The new film by legendary action film director Yuen Woo-ping is a spin-off of the director's famous "Ip Man" series. It was chosen to close the 10-day festival on Saturday.
Rising action star Zhang Jin plays Cheung Tin-chi, a martial artist who fights against the corrupt connection between Western colonial police and a Western heroin dealer during the colonial period in Hong Kong.
"I am of a generation that grew watching Hong Kong action movies ... It was because of the kung fu movies that I started learning martial arts," Zhang said in a press conference at the 23rd BIFF.
"Hong Kong action films played a role in letting people around the world understand kung fu and achieved the miracle of opening up an era for kung fu movies," the actor noted.
"Martial art is not just a tool used for the movie, but martial art cinema is itself a form of art," he also said, adding that the film will prove its high value with the passage of time, just as the Hong Kong action movies from the past retain their allure to this day.
Compared with the Hong Kong action genre's peak in the '80s and '90s, today's environment is dire in terms of the number of theatrical releases, Yuen said, attributing the smaller market to deteriorating film quality since the '90s.
"But the level (of quality) is increasingly getting better ... and the Hong Kong film industry is seeing an improvement in its environment and its global reputation is also improving," he said. "This is what Hong Kong movie people have achieved so far and what they will continue to achieve going forward."
Mind-blowing kung fu combat scenes dominate the story set in a bar district in Hong Kong's Wan Chai District.
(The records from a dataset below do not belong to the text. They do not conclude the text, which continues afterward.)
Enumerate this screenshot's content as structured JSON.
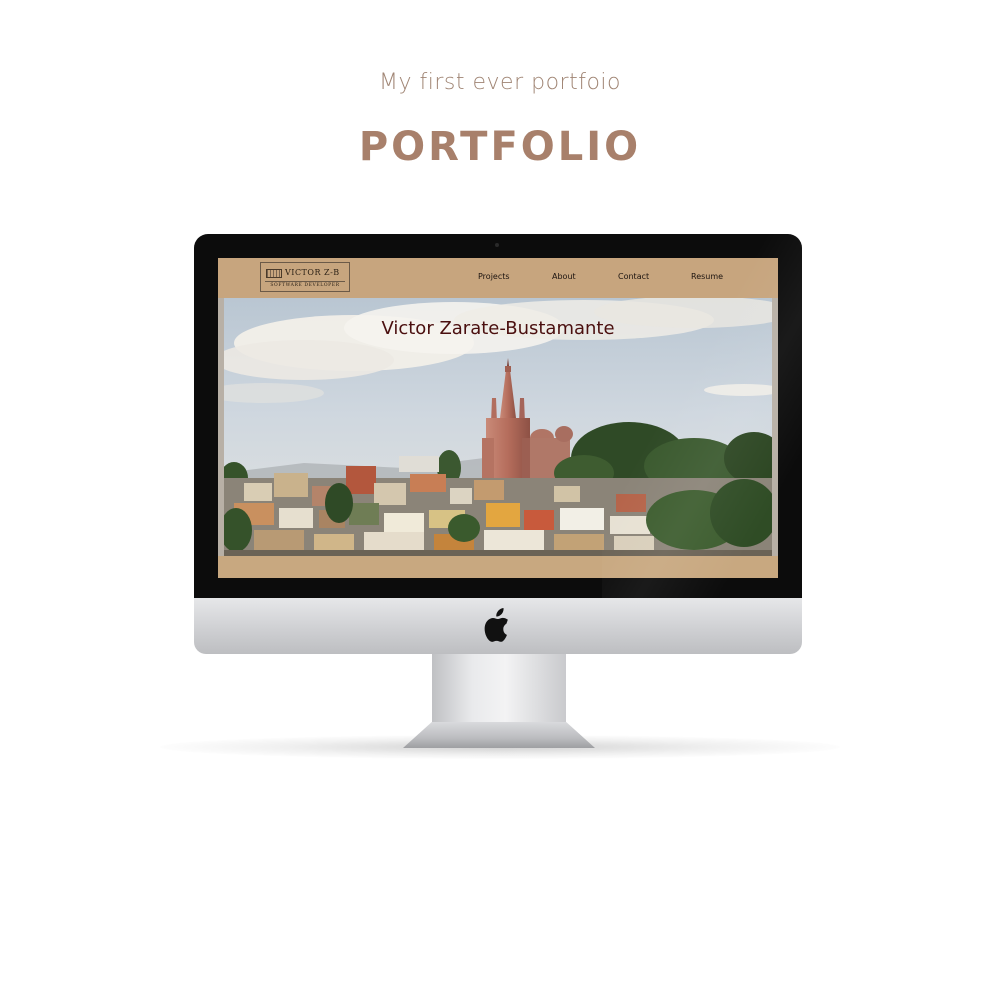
{
  "header": {
    "subtitle": "My first ever portfoio",
    "title": "PORTFOLIO"
  },
  "website": {
    "logo": {
      "name": "VICTOR Z-B",
      "tagline": "SOFTWARE DEVELOPER"
    },
    "nav": {
      "items": [
        {
          "label": "Projects"
        },
        {
          "label": "About"
        },
        {
          "label": "Contact"
        },
        {
          "label": "Resume"
        }
      ]
    },
    "hero": {
      "title": "Victor Zarate-Bustamante"
    }
  },
  "colors": {
    "heading_brown": "#a8806b",
    "nav_tan": "#c7a57e",
    "hero_title": "#4a0f0f"
  },
  "icons": {
    "device_logo": "apple-icon"
  }
}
Swords or airborne action scenes were sometimes employed to add an edge to the movie. Famous Hong Kong actress Michelle Yeoh plays a main role as the leader of a powerful criminal gang, skilled in martial arts.
"Every scene in the film was difficult and perilous to shoot, but the most risky was the scene where a fight takes place on commercial neon signs hung on the sides of high buildings," Zhang noted.
They were set as high as a building's roof, requiring the staff and the cast members to be extremely cautious.
"As someone who has acrophobia, it was a real challenge to me. I sustained minor injuries ... but (finished the shooting) without a major accident," he said.
"It a story of foreigners bullying Chinese people, something that was likely (in that period) in the district of Wan Chai where in fact many foreigners and foreign soldiers lived," the director noted.
Patrick Tam, also one of the film's cast members, said, "From the past to up until today, what Hong Kong action films try to convey is not individualism, but the spirit of living together and cooperating, and this movie is one of them."
"There's a Chinese saying 'if you don't bother me, I don't bother you.'" he said. "In Hong Kong action movies, people never easily pick a fight. But there's those bad guys and people engage in fights out of a sense of justice," he said. "I think Hong Kong movies carry the path a human should rightly follow."